Your goal: Could you repeat every record below exactly, leaving out the pictures?

Task inputs:
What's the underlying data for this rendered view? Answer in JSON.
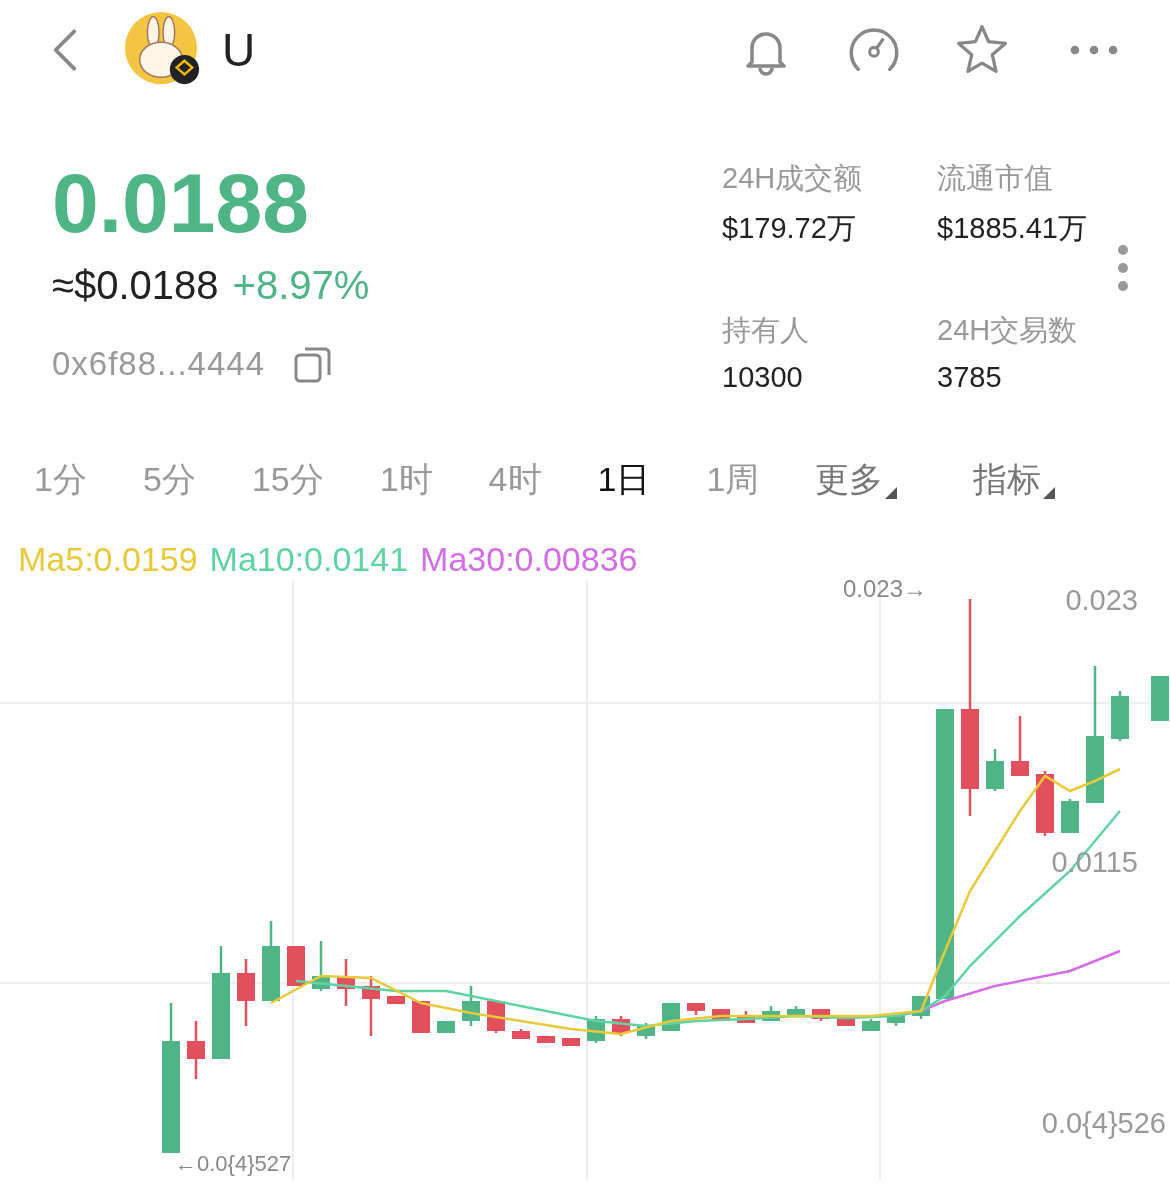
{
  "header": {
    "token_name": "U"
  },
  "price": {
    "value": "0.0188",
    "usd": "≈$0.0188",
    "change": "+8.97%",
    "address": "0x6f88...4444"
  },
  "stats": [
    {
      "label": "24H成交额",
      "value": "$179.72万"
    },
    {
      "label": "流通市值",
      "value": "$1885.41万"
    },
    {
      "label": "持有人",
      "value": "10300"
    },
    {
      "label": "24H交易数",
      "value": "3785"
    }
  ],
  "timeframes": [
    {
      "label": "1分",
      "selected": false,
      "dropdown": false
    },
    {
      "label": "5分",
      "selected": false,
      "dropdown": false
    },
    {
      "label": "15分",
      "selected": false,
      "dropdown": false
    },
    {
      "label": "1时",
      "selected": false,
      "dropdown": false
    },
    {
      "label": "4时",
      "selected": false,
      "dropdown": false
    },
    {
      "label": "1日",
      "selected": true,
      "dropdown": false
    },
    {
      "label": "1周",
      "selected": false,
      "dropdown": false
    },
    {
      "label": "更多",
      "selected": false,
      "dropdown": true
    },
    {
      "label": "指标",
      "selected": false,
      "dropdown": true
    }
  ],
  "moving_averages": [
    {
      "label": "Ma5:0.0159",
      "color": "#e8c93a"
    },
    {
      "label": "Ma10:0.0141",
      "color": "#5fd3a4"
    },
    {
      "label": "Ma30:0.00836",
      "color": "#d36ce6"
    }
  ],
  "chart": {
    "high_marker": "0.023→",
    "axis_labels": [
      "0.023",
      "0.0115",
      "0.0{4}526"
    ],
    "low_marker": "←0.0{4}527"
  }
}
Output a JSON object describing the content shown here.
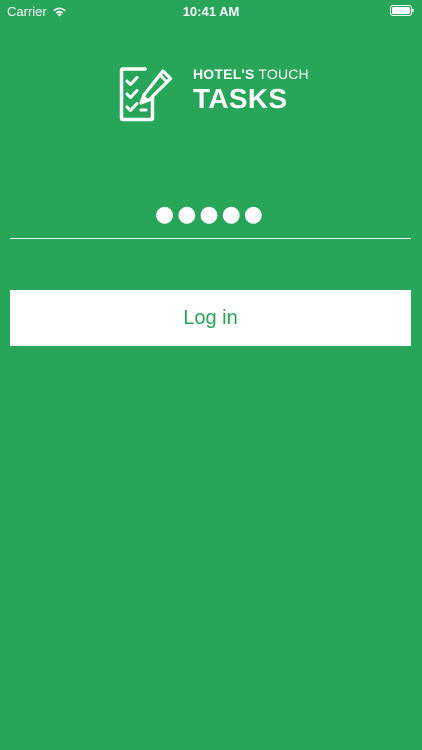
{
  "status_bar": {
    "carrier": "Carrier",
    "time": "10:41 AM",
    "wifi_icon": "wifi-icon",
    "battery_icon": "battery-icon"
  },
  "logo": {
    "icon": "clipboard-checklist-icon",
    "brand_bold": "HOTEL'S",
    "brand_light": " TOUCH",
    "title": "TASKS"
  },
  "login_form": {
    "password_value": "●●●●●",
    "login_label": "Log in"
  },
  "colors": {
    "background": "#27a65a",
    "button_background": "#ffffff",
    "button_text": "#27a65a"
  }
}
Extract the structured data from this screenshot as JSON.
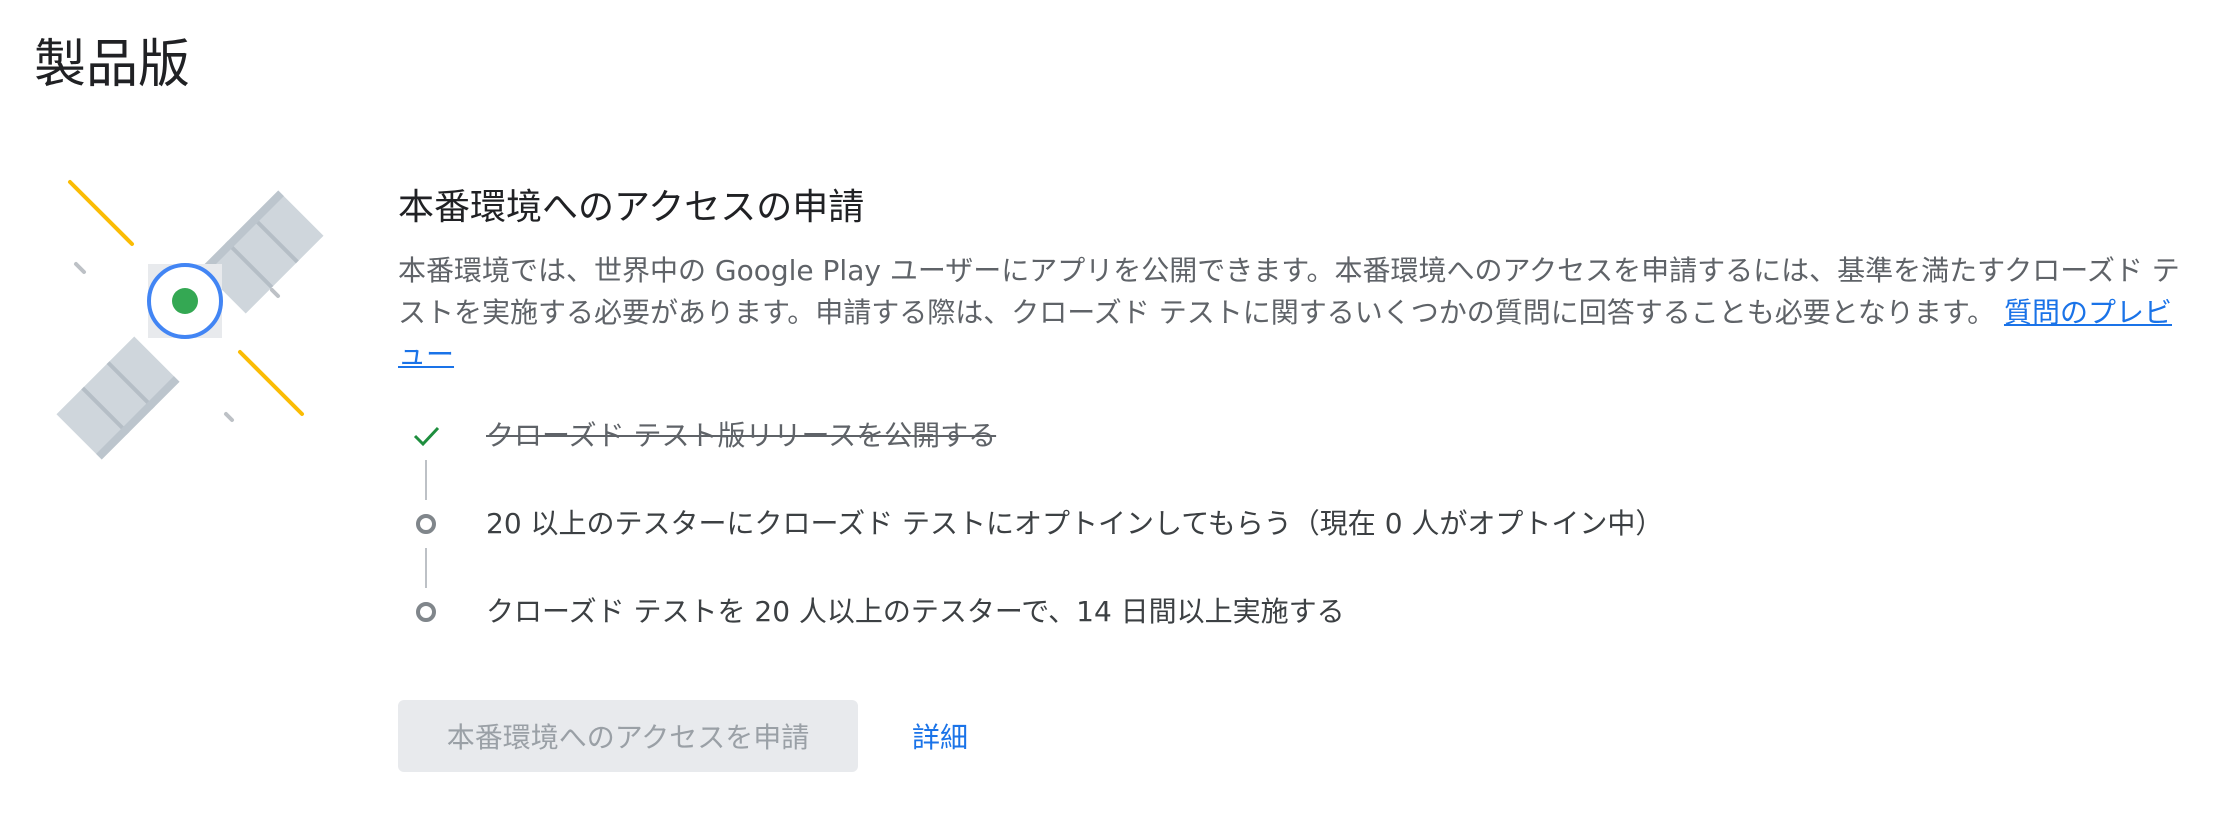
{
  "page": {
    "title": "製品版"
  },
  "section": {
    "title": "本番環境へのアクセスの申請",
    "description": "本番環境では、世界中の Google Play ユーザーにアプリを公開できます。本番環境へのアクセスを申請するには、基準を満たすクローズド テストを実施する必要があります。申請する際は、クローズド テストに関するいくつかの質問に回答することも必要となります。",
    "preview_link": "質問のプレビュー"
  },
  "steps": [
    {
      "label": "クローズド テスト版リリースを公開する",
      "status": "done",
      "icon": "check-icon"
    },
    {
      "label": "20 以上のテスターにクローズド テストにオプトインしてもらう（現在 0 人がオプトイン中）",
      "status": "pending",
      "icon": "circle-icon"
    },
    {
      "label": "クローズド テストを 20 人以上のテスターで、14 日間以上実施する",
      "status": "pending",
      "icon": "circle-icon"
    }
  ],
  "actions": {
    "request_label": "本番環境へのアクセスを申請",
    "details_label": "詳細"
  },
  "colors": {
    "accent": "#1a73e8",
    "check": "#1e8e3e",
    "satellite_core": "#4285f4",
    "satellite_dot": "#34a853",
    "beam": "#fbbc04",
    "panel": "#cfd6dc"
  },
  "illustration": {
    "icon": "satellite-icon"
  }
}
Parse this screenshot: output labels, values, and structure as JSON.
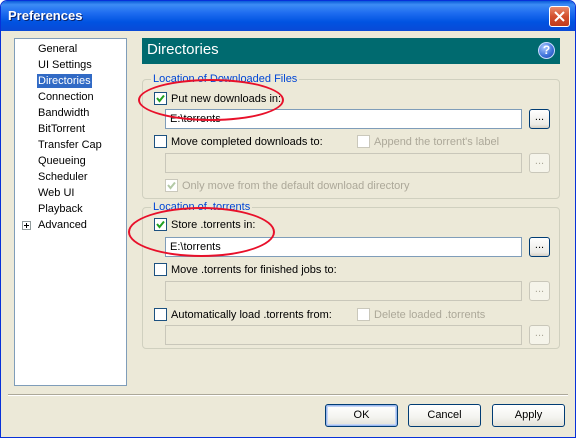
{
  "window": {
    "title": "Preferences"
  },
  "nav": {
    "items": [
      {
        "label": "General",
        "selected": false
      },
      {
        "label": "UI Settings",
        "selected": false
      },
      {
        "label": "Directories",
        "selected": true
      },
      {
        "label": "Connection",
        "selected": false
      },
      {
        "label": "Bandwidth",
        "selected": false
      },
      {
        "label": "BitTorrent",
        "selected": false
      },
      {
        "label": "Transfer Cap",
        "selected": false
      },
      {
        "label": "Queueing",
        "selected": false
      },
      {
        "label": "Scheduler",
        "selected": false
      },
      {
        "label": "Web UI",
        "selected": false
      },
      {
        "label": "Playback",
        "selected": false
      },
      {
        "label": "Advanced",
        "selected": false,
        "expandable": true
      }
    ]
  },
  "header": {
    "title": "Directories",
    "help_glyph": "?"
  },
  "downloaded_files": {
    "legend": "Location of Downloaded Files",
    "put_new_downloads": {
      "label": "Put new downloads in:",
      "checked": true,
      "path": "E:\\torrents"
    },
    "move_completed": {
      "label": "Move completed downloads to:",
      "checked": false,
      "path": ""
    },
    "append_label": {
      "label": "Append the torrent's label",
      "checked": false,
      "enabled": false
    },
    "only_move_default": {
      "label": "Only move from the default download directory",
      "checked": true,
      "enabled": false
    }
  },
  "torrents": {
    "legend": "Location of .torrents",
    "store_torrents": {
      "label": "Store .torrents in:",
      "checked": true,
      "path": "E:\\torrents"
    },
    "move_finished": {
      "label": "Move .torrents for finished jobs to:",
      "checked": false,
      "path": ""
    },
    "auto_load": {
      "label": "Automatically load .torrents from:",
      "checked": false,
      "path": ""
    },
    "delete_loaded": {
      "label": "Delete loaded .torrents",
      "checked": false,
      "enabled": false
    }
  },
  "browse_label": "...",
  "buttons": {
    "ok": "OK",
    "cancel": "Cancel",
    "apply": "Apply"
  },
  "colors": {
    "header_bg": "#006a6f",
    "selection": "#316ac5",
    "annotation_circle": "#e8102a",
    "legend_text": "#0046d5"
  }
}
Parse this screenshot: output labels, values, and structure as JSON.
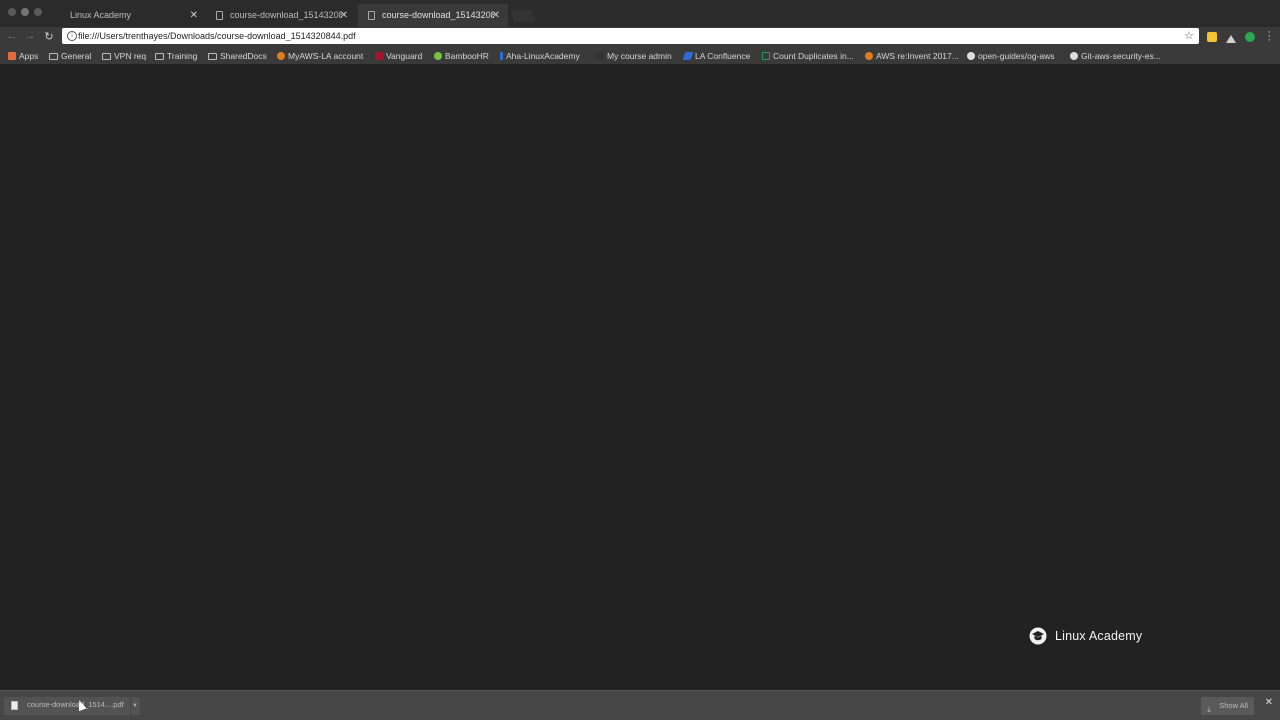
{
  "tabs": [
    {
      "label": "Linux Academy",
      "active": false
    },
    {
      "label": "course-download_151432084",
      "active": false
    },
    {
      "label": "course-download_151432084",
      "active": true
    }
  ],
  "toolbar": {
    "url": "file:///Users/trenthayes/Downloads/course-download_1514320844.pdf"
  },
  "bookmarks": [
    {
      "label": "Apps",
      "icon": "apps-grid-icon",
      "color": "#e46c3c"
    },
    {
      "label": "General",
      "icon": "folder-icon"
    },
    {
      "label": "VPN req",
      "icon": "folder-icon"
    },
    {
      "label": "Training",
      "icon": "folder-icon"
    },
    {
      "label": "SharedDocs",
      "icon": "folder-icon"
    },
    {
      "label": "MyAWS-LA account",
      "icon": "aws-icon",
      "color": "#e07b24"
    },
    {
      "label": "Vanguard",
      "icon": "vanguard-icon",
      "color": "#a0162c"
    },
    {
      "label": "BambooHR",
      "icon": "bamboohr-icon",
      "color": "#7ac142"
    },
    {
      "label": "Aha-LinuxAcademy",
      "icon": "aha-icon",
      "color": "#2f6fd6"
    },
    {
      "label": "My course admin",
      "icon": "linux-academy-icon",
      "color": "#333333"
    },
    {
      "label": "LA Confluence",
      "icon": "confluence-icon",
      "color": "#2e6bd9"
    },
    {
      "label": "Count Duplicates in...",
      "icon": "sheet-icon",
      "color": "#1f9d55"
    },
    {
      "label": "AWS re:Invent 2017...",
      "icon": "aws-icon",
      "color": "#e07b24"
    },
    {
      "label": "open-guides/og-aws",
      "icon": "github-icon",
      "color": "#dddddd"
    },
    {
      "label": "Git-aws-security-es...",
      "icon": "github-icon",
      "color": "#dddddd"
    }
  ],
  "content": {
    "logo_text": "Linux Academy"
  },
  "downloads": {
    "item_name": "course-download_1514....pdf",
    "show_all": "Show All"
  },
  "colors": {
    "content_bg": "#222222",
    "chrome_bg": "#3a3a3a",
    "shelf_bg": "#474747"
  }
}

Your solution:
What's the underlying data for this rendered view? Answer in JSON.
{
  "header": {
    "token_name": "U"
  },
  "price": {
    "value": "0.0188",
    "usd": "≈$0.0188",
    "change": "+8.97%",
    "address": "0x6f88...4444"
  },
  "stats": [
    {
      "label": "24H成交额",
      "value": "$179.72万"
    },
    {
      "label": "流通市值",
      "value": "$1885.41万"
    },
    {
      "label": "持有人",
      "value": "10300"
    },
    {
      "label": "24H交易数",
      "value": "3785"
    }
  ],
  "timeframes": [
    {
      "label": "1分",
      "selected": false,
      "dropdown": false
    },
    {
      "label": "5分",
      "selected": false,
      "dropdown": false
    },
    {
      "label": "15分",
      "selected": false,
      "dropdown": false
    },
    {
      "label": "1时",
      "selected": false,
      "dropdown": false
    },
    {
      "label": "4时",
      "selected": false,
      "dropdown": false
    },
    {
      "label": "1日",
      "selected": true,
      "dropdown": false
    },
    {
      "label": "1周",
      "selected": false,
      "dropdown": false
    },
    {
      "label": "更多",
      "selected": false,
      "dropdown": true
    },
    {
      "label": "指标",
      "selected": false,
      "dropdown": true
    }
  ],
  "moving_averages": [
    {
      "label": "Ma5:0.0159",
      "color": "#e8c93a"
    },
    {
      "label": "Ma10:0.0141",
      "color": "#5fd3a4"
    },
    {
      "label": "Ma30:0.00836",
      "color": "#d36ce6"
    }
  ],
  "chart": {
    "high_marker": "0.023→",
    "axis_labels": [
      "0.023",
      "0.0115",
      "0.0{4}526"
    ],
    "low_marker": "←0.0{4}527"
  }
}
Output a JSON object describing the content shown here.
{
  "status_bar": {
    "carrier": "Carrier",
    "time": "10:41 AM",
    "wifi_icon": "wifi-icon",
    "battery_icon": "battery-icon"
  },
  "logo": {
    "icon": "clipboard-checklist-icon",
    "brand_bold": "HOTEL'S",
    "brand_light": " TOUCH",
    "title": "TASKS"
  },
  "login_form": {
    "password_value": "●●●●●",
    "login_label": "Log in"
  },
  "colors": {
    "background": "#27a65a",
    "button_background": "#ffffff",
    "button_text": "#27a65a"
  }
}
Extract the structured data from this screenshot as JSON.
{
  "page": {
    "title": "製品版"
  },
  "section": {
    "title": "本番環境へのアクセスの申請",
    "description": "本番環境では、世界中の Google Play ユーザーにアプリを公開できます。本番環境へのアクセスを申請するには、基準を満たすクローズド テストを実施する必要があります。申請する際は、クローズド テストに関するいくつかの質問に回答することも必要となります。",
    "preview_link": "質問のプレビュー"
  },
  "steps": [
    {
      "label": "クローズド テスト版リリースを公開する",
      "status": "done",
      "icon": "check-icon"
    },
    {
      "label": "20 以上のテスターにクローズド テストにオプトインしてもらう（現在 0 人がオプトイン中）",
      "status": "pending",
      "icon": "circle-icon"
    },
    {
      "label": "クローズド テストを 20 人以上のテスターで、14 日間以上実施する",
      "status": "pending",
      "icon": "circle-icon"
    }
  ],
  "actions": {
    "request_label": "本番環境へのアクセスを申請",
    "details_label": "詳細"
  },
  "colors": {
    "accent": "#1a73e8",
    "check": "#1e8e3e",
    "satellite_core": "#4285f4",
    "satellite_dot": "#34a853",
    "beam": "#fbbc04",
    "panel": "#cfd6dc"
  },
  "illustration": {
    "icon": "satellite-icon"
  }
}
Parse this screenshot: output labels, values, and structure as JSON.
{
  "window": {
    "title": "Preferences"
  },
  "nav": {
    "items": [
      {
        "label": "General",
        "selected": false
      },
      {
        "label": "UI Settings",
        "selected": false
      },
      {
        "label": "Directories",
        "selected": true
      },
      {
        "label": "Connection",
        "selected": false
      },
      {
        "label": "Bandwidth",
        "selected": false
      },
      {
        "label": "BitTorrent",
        "selected": false
      },
      {
        "label": "Transfer Cap",
        "selected": false
      },
      {
        "label": "Queueing",
        "selected": false
      },
      {
        "label": "Scheduler",
        "selected": false
      },
      {
        "label": "Web UI",
        "selected": false
      },
      {
        "label": "Playback",
        "selected": false
      },
      {
        "label": "Advanced",
        "selected": false,
        "expandable": true
      }
    ]
  },
  "header": {
    "title": "Directories",
    "help_glyph": "?"
  },
  "downloaded_files": {
    "legend": "Location of Downloaded Files",
    "put_new_downloads": {
      "label": "Put new downloads in:",
      "checked": true,
      "path": "E:\\torrents"
    },
    "move_completed": {
      "label": "Move completed downloads to:",
      "checked": false,
      "path": ""
    },
    "append_label": {
      "label": "Append the torrent's label",
      "checked": false,
      "enabled": false
    },
    "only_move_default": {
      "label": "Only move from the default download directory",
      "checked": true,
      "enabled": false
    }
  },
  "torrents": {
    "legend": "Location of .torrents",
    "store_torrents": {
      "label": "Store .torrents in:",
      "checked": true,
      "path": "E:\\torrents"
    },
    "move_finished": {
      "label": "Move .torrents for finished jobs to:",
      "checked": false,
      "path": ""
    },
    "auto_load": {
      "label": "Automatically load .torrents from:",
      "checked": false,
      "path": ""
    },
    "delete_loaded": {
      "label": "Delete loaded .torrents",
      "checked": false,
      "enabled": false
    }
  },
  "browse_label": "...",
  "buttons": {
    "ok": "OK",
    "cancel": "Cancel",
    "apply": "Apply"
  },
  "colors": {
    "header_bg": "#006a6f",
    "selection": "#316ac5",
    "annotation_circle": "#e8102a",
    "legend_text": "#0046d5"
  }
}
Parse this screenshot: output labels, values, and structure as JSON.
{
  "tabs": [
    {
      "label": "Linux Academy",
      "active": false
    },
    {
      "label": "course-download_151432084",
      "active": false
    },
    {
      "label": "course-download_151432084",
      "active": true
    }
  ],
  "toolbar": {
    "url": "file:///Users/trenthayes/Downloads/course-download_1514320844.pdf"
  },
  "bookmarks": [
    {
      "label": "Apps",
      "icon": "apps-grid-icon",
      "color": "#e46c3c"
    },
    {
      "label": "General",
      "icon": "folder-icon"
    },
    {
      "label": "VPN req",
      "icon": "folder-icon"
    },
    {
      "label": "Training",
      "icon": "folder-icon"
    },
    {
      "label": "SharedDocs",
      "icon": "folder-icon"
    },
    {
      "label": "MyAWS-LA account",
      "icon": "aws-icon",
      "color": "#e07b24"
    },
    {
      "label": "Vanguard",
      "icon": "vanguard-icon",
      "color": "#a0162c"
    },
    {
      "label": "BambooHR",
      "icon": "bamboohr-icon",
      "color": "#7ac142"
    },
    {
      "label": "Aha-LinuxAcademy",
      "icon": "aha-icon",
      "color": "#2f6fd6"
    },
    {
      "label": "My course admin",
      "icon": "linux-academy-icon",
      "color": "#333333"
    },
    {
      "label": "LA Confluence",
      "icon": "confluence-icon",
      "color": "#2e6bd9"
    },
    {
      "label": "Count Duplicates in...",
      "icon": "sheet-icon",
      "color": "#1f9d55"
    },
    {
      "label": "AWS re:Invent 2017...",
      "icon": "aws-icon",
      "color": "#e07b24"
    },
    {
      "label": "open-guides/og-aws",
      "icon": "github-icon",
      "color": "#dddddd"
    },
    {
      "label": "Git-aws-security-es...",
      "icon": "github-icon",
      "color": "#dddddd"
    }
  ],
  "content": {
    "logo_text": "Linux Academy"
  },
  "downloads": {
    "item_name": "course-download_1514....pdf",
    "show_all": "Show All"
  },
  "colors": {
    "content_bg": "#222222",
    "chrome_bg": "#3a3a3a",
    "shelf_bg": "#474747"
  }
}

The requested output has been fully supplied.